Economic predictions are based on estimates and are subject to change.

As of 6/30/2016, RadiSys Corporation, PacWest Bancorp, and Sonic Automotive Inc. represented 1.17%, 1.03%, and 1.66% of the Value Fund’s adjusted net assets, respectively.

Portfolio holdings are subject to change without notice. Current and future portfolio holdings are subject to risk.

Sector and industry classifications as determined by Heartland Advisors may reference data from sources such as FactSet Research Systems, Inc. or the Global Industry Classification Codes (GICS) developed by Standard & Poor’s and Morgan Stanley Capital International.

Heartland Advisors defines market cap ranges by the following indices: micro-cap by the Russell Microcap®, small-cap by the Russell 2000®, mid-cap by the Russell Midcap®, large-cap by the Russell Top 200®.

There is no guarantee that a particular investment strategy will be successful.

The Value Fund primarily invests in small companies selected on a value basis. Such securities generally are more volatile and less liquid than those of larger companies.

Value investments are subject to the risk that their intrinsic value may not be recognized by the broad market.

The Value Fund seeks long-term capital appreciation through investing in small companies.

The above individuals are registered representatives of ALPS Distributors, Inc.

Heartland’s investing glossary provides definitions for several terms used on this page.

The Heartland Funds are distributed by ALPS Distributors, Inc.
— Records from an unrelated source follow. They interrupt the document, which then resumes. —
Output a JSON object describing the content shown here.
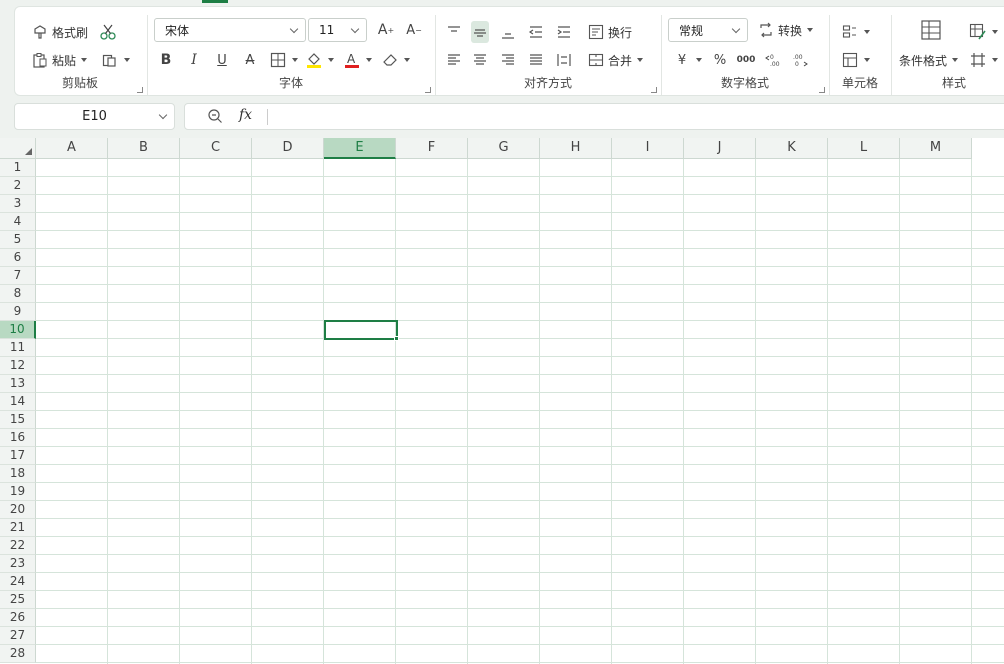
{
  "ribbon": {
    "clipboard": {
      "format_painter": "格式刷",
      "paste": "粘贴",
      "group_label": "剪贴板"
    },
    "font": {
      "font_name": "宋体",
      "font_size": "11",
      "group_label": "字体",
      "font_color": "#e02020",
      "highlight_color": "#ffe600"
    },
    "alignment": {
      "wrap": "换行",
      "merge": "合并",
      "group_label": "对齐方式"
    },
    "number": {
      "format": "常规",
      "convert": "转换",
      "currency": "¥",
      "percent": "%",
      "thousands": "000",
      "group_label": "数字格式"
    },
    "cells": {
      "group_label": "单元格"
    },
    "styles": {
      "conditional_format": "条件格式",
      "group_label": "样式"
    }
  },
  "formula_bar": {
    "name_box": "E10",
    "fx": "fx",
    "formula": ""
  },
  "grid": {
    "columns": [
      "A",
      "B",
      "C",
      "D",
      "E",
      "F",
      "G",
      "H",
      "I",
      "J",
      "K",
      "L",
      "M"
    ],
    "rows": [
      "1",
      "2",
      "3",
      "4",
      "5",
      "6",
      "7",
      "8",
      "9",
      "10",
      "11",
      "12",
      "13",
      "14",
      "15",
      "16",
      "17",
      "18",
      "19",
      "20",
      "21",
      "22",
      "23",
      "24",
      "25",
      "26",
      "27",
      "28"
    ],
    "active_column": "E",
    "active_row": "10",
    "accent_color": "#1e7e45"
  }
}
Separately managed accounts and related investment advisory services are provided by Heartland Advisors, Inc., a federally registered investment advisor. ALPS Distributors, Inc., is not affiliated with Heartland Advisors, Inc.